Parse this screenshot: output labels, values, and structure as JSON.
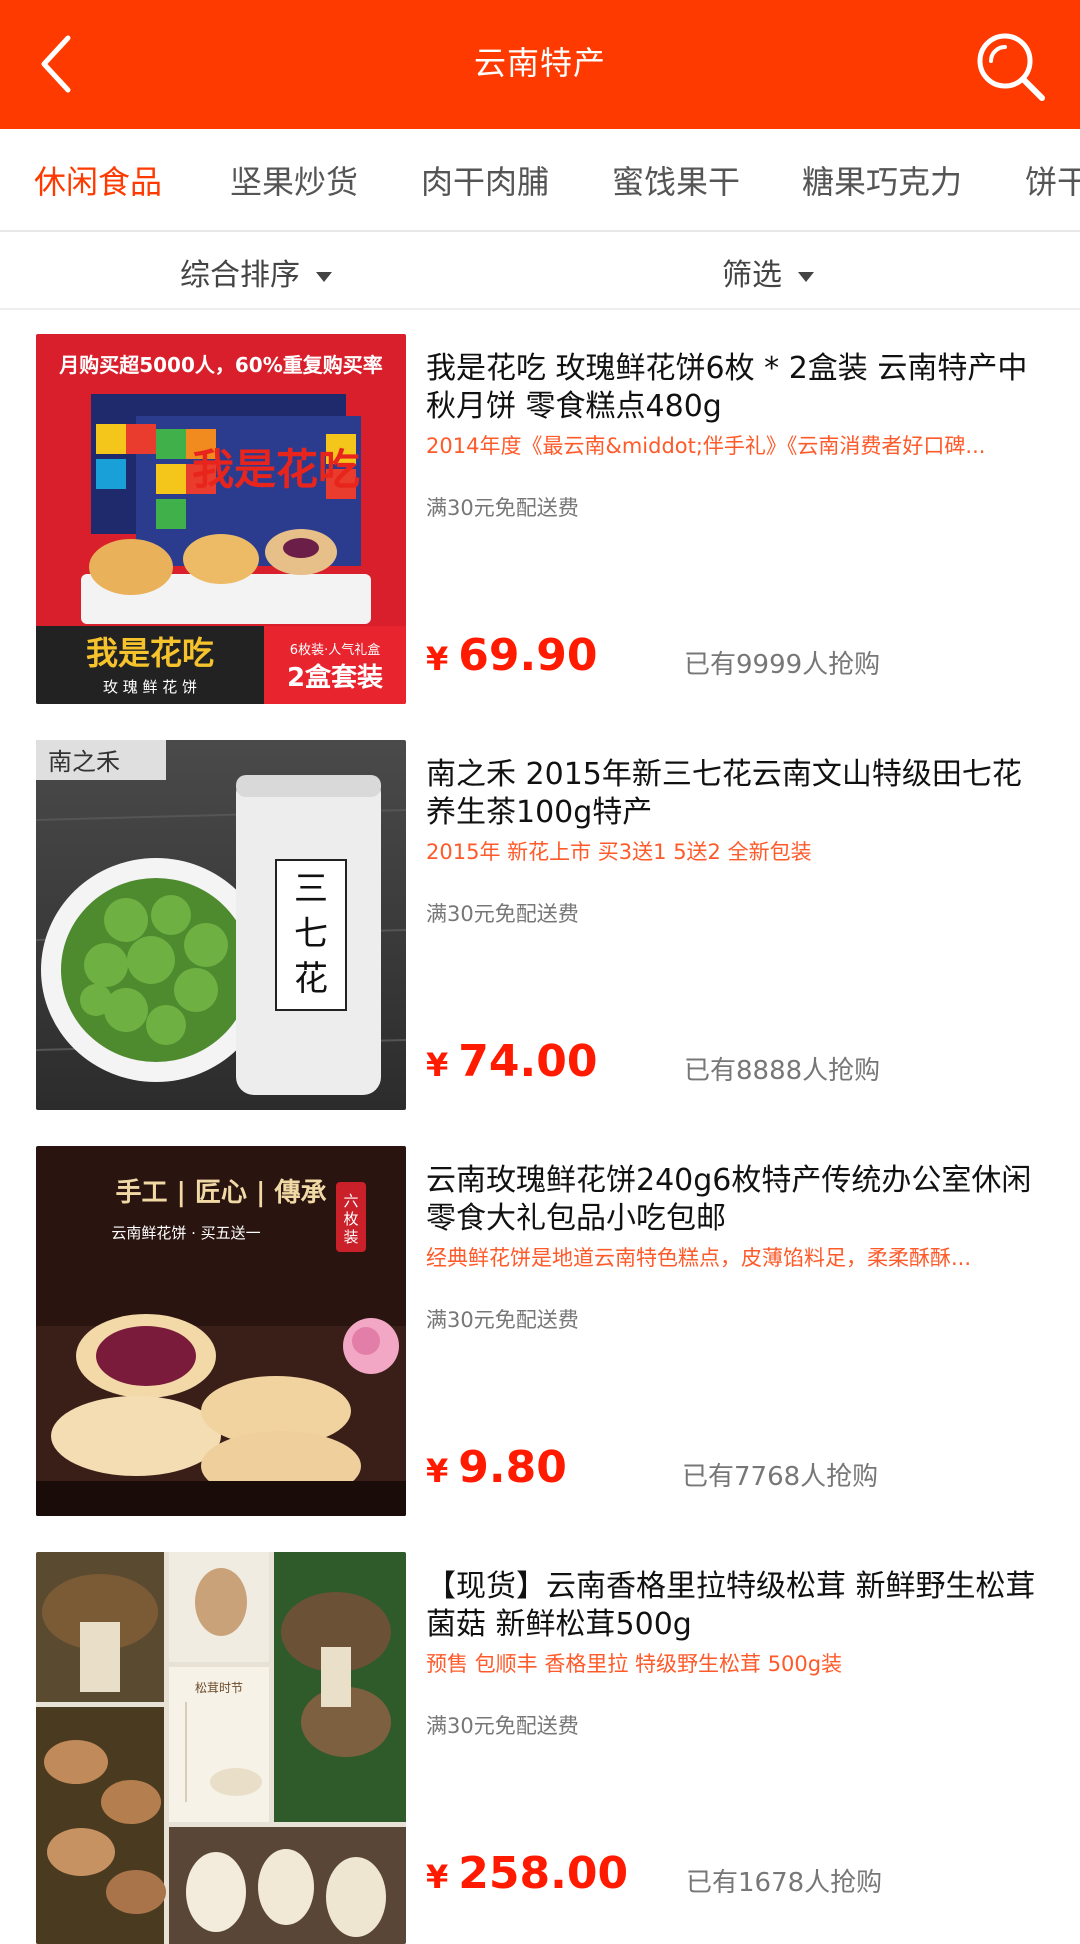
{
  "header": {
    "title": "云南特产",
    "bg_color": "#FF3A00"
  },
  "tabs": [
    {
      "label": "休闲食品",
      "active": true
    },
    {
      "label": "坚果炒货",
      "active": false
    },
    {
      "label": "肉干肉脯",
      "active": false
    },
    {
      "label": "蜜饯果干",
      "active": false
    },
    {
      "label": "糖果巧克力",
      "active": false
    },
    {
      "label": "饼干",
      "active": false
    }
  ],
  "sort": {
    "composite_label": "综合排序",
    "filter_label": "筛选"
  },
  "products": [
    {
      "name": "我是花吃 玫瑰鲜花饼6枚 * 2盒装 云南特产中秋月饼 零食糕点480g",
      "desc": "2014年度《最云南&middot;伴手礼》《云南消费者好口碑...",
      "shipping": "满30元免配送费",
      "currency": "¥",
      "price": "69.90",
      "sold": "已有9999人抢购",
      "image": {
        "banner": "月购买超5000人，60%重复购买率",
        "brand": "我是花吃",
        "sub": "玫 瑰 鲜 花 饼",
        "tag1": "6枚装·人气礼盒",
        "tag2": "2盒套装"
      }
    },
    {
      "name": "南之禾 2015年新三七花云南文山特级田七花养生茶100g特产",
      "desc": "2015年 新花上市 买3送1 5送2 全新包装",
      "shipping": "满30元免配送费",
      "currency": "¥",
      "price": "74.00",
      "sold": "已有8888人抢购",
      "image": {
        "brand": "南之禾",
        "can_text": "三七花"
      }
    },
    {
      "name": "云南玫瑰鲜花饼240g6枚特产传统办公室休闲零食大礼包品小吃包邮",
      "desc": "经典鲜花饼是地道云南特色糕点，皮薄馅料足，柔柔酥酥...",
      "shipping": "满30元免配送费",
      "currency": "¥",
      "price": "9.80",
      "sold": "已有7768人抢购",
      "image": {
        "headline": "手工 | 匠心 | 傳承",
        "sub": "云南鲜花饼 · 买五送一",
        "seal": "六枚装"
      }
    },
    {
      "name": "【现货】云南香格里拉特级松茸 新鲜野生松茸菌菇 新鲜松茸500g",
      "desc": "预售 包顺丰 香格里拉 特级野生松茸 500g装",
      "shipping": "满30元免配送费",
      "currency": "¥",
      "price": "258.00",
      "sold": "已有1678人抢购",
      "image": {
        "poem_title": "松茸时节",
        "poem": "一年好景君须记 最是松茸歌上时"
      }
    }
  ]
}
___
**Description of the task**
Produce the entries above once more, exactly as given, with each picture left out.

**Solution to this problem**
Parse this screenshot: output labels, values, and structure as JSON.
{
  "header": {
    "title": "云南特产",
    "bg_color": "#FF3A00"
  },
  "tabs": [
    {
      "label": "休闲食品",
      "active": true
    },
    {
      "label": "坚果炒货",
      "active": false
    },
    {
      "label": "肉干肉脯",
      "active": false
    },
    {
      "label": "蜜饯果干",
      "active": false
    },
    {
      "label": "糖果巧克力",
      "active": false
    },
    {
      "label": "饼干",
      "active": false
    }
  ],
  "sort": {
    "composite_label": "综合排序",
    "filter_label": "筛选"
  },
  "products": [
    {
      "name": "我是花吃 玫瑰鲜花饼6枚 * 2盒装 云南特产中秋月饼 零食糕点480g",
      "desc": "2014年度《最云南&middot;伴手礼》《云南消费者好口碑...",
      "shipping": "满30元免配送费",
      "currency": "¥",
      "price": "69.90",
      "sold": "已有9999人抢购",
      "image": {
        "banner": "月购买超5000人，60%重复购买率",
        "brand": "我是花吃",
        "sub": "玫 瑰 鲜 花 饼",
        "tag1": "6枚装·人气礼盒",
        "tag2": "2盒套装"
      }
    },
    {
      "name": "南之禾 2015年新三七花云南文山特级田七花养生茶100g特产",
      "desc": "2015年 新花上市 买3送1 5送2 全新包装",
      "shipping": "满30元免配送费",
      "currency": "¥",
      "price": "74.00",
      "sold": "已有8888人抢购",
      "image": {
        "brand": "南之禾",
        "can_text": "三七花"
      }
    },
    {
      "name": "云南玫瑰鲜花饼240g6枚特产传统办公室休闲零食大礼包品小吃包邮",
      "desc": "经典鲜花饼是地道云南特色糕点，皮薄馅料足，柔柔酥酥...",
      "shipping": "满30元免配送费",
      "currency": "¥",
      "price": "9.80",
      "sold": "已有7768人抢购",
      "image": {
        "headline": "手工 | 匠心 | 傳承",
        "sub": "云南鲜花饼 · 买五送一",
        "seal": "六枚装"
      }
    },
    {
      "name": "【现货】云南香格里拉特级松茸 新鲜野生松茸菌菇 新鲜松茸500g",
      "desc": "预售 包顺丰 香格里拉 特级野生松茸 500g装",
      "shipping": "满30元免配送费",
      "currency": "¥",
      "price": "258.00",
      "sold": "已有1678人抢购",
      "image": {
        "poem_title": "松茸时节",
        "poem": "一年好景君须记 最是松茸歌上时"
      }
    }
  ]
}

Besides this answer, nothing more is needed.